Data records for software interfaces
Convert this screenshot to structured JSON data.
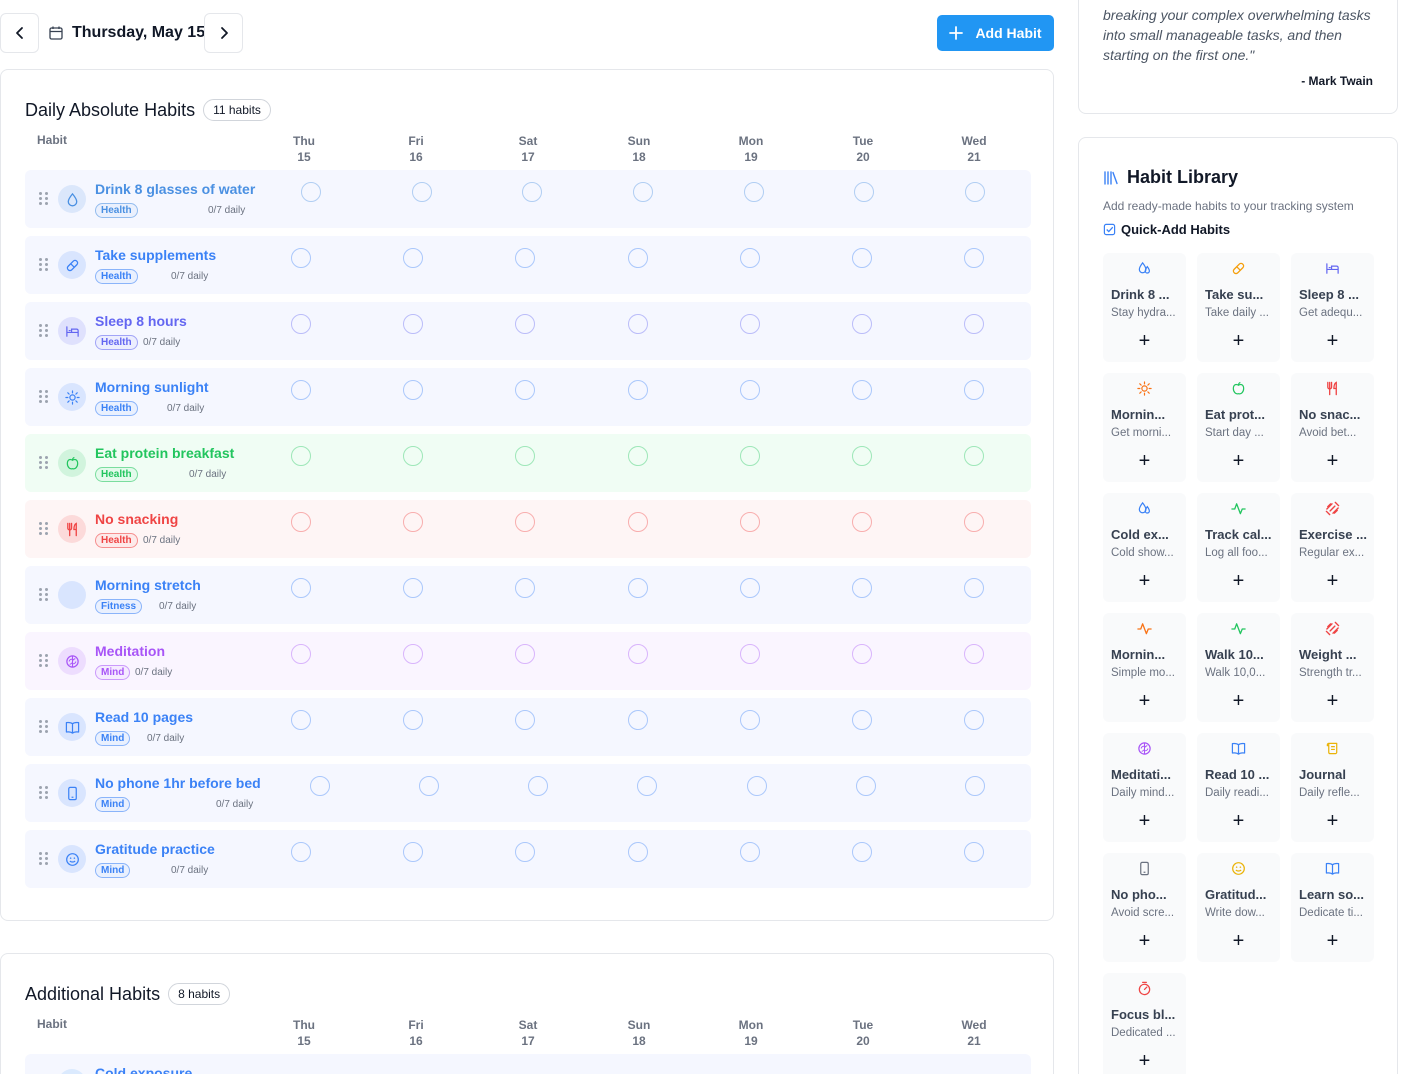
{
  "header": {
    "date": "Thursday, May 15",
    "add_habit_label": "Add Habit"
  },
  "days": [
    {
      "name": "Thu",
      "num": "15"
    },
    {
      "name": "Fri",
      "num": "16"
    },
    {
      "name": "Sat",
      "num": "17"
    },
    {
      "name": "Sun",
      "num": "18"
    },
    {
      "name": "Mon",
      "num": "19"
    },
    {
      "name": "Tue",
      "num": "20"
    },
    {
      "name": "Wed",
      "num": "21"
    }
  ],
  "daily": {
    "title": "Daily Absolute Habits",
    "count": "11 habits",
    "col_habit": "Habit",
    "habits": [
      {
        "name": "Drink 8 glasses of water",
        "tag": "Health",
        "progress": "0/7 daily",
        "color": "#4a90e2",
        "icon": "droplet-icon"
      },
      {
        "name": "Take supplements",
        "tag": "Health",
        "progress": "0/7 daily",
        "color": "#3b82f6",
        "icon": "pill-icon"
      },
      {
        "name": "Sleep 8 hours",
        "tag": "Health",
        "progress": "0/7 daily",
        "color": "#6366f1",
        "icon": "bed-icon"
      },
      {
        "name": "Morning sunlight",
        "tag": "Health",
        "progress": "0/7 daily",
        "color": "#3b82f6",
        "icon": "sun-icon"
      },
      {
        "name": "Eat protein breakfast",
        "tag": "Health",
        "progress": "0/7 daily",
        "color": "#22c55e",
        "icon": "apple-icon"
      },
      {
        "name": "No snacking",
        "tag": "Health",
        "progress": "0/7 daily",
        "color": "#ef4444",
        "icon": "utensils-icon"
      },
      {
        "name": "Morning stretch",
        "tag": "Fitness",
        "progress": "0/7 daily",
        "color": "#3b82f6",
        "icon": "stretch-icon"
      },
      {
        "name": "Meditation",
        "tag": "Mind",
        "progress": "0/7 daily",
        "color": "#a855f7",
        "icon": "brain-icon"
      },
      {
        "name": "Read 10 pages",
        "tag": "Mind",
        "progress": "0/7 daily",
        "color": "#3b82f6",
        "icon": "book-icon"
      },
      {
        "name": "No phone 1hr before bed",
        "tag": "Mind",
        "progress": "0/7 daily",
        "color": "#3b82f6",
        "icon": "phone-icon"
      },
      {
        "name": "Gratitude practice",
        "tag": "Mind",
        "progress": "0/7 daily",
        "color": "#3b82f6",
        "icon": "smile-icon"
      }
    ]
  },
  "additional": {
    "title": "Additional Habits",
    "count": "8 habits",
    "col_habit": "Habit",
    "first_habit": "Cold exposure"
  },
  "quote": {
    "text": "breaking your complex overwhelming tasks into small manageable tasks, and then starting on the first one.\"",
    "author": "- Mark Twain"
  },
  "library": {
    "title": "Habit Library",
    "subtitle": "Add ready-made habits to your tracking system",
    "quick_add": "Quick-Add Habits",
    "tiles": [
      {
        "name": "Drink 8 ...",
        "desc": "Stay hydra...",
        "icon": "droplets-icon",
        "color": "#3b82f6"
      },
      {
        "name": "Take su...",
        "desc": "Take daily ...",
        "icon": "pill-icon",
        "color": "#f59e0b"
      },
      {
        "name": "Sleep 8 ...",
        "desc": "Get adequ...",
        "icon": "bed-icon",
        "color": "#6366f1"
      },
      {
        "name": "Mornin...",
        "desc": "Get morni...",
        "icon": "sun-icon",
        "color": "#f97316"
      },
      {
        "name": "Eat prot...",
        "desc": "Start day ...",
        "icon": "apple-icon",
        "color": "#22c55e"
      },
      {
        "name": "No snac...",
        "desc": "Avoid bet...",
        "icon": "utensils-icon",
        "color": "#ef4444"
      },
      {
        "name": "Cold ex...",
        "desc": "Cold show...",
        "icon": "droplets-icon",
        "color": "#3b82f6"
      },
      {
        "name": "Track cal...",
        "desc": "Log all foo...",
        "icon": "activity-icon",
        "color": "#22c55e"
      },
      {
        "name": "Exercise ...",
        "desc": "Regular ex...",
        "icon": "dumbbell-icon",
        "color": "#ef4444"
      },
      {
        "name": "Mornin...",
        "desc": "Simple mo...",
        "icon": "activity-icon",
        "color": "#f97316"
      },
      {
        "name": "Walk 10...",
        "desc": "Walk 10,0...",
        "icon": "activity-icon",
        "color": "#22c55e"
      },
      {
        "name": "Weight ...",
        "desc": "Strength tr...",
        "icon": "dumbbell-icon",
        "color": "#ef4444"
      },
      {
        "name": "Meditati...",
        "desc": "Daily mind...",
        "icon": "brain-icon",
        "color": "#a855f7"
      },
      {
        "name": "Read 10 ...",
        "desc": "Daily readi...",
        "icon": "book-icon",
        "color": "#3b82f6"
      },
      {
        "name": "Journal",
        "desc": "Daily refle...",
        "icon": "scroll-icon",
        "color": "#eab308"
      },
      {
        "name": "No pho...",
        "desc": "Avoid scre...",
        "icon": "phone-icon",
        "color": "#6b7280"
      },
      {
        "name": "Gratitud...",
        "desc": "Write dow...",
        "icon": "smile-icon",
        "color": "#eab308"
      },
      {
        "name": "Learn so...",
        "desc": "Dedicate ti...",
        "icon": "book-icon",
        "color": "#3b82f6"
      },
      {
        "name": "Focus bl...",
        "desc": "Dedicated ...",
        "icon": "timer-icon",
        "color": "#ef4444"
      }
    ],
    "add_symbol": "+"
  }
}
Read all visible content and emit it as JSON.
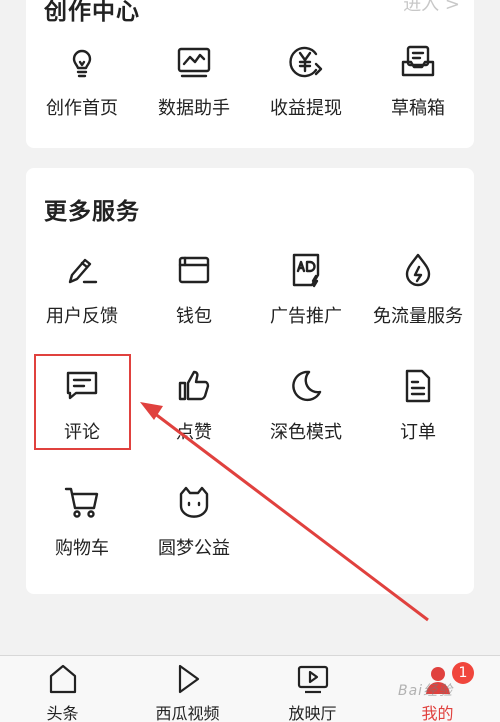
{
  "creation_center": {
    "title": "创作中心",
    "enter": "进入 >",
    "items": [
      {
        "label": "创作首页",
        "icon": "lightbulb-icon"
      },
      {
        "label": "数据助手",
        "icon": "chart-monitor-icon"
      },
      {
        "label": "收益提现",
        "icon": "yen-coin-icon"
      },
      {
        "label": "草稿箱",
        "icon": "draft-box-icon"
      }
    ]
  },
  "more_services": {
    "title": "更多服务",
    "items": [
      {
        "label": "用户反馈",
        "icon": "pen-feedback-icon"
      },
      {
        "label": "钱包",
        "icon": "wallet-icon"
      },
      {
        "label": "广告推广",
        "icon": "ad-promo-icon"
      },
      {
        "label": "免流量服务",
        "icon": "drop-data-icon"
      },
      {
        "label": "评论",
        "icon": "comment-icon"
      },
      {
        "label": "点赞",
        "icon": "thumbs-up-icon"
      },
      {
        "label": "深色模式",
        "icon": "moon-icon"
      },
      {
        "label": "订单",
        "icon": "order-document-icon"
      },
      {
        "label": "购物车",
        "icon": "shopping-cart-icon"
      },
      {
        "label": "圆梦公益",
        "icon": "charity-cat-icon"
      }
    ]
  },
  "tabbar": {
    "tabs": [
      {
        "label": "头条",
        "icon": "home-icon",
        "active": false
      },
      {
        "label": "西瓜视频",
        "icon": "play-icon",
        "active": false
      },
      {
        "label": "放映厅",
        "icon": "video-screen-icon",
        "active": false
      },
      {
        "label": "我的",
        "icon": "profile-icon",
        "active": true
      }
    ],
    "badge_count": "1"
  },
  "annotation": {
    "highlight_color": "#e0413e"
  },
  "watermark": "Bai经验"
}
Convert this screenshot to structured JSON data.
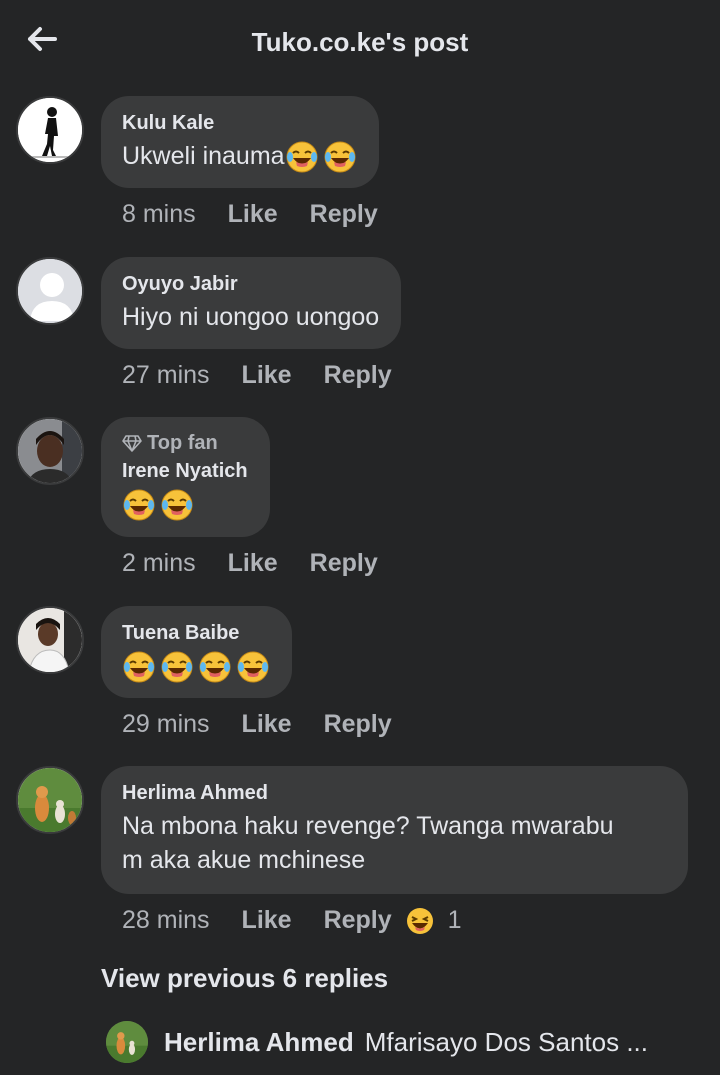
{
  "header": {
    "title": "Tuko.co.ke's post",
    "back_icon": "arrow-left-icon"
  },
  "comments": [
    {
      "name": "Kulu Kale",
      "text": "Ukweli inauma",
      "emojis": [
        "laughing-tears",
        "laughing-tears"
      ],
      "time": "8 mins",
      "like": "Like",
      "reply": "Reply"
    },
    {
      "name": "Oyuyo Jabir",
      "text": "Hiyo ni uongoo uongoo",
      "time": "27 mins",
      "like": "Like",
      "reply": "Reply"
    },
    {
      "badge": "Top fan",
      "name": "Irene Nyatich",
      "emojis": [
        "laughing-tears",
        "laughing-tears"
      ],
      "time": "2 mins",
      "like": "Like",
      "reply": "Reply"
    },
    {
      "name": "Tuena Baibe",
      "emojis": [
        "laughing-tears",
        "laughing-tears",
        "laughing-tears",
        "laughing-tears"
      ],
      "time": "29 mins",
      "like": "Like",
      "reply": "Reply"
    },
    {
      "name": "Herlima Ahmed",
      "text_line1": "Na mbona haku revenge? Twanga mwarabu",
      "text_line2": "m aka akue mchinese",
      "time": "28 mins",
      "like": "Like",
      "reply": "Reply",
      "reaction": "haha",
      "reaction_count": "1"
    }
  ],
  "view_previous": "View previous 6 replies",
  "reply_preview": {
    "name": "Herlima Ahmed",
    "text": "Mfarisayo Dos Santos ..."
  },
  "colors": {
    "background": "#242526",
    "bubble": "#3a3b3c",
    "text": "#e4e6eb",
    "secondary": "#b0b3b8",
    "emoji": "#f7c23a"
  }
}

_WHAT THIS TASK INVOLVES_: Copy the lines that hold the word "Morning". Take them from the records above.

_RESULT_:
        "name": "Morning sunlight",
        "name": "Morning stretch",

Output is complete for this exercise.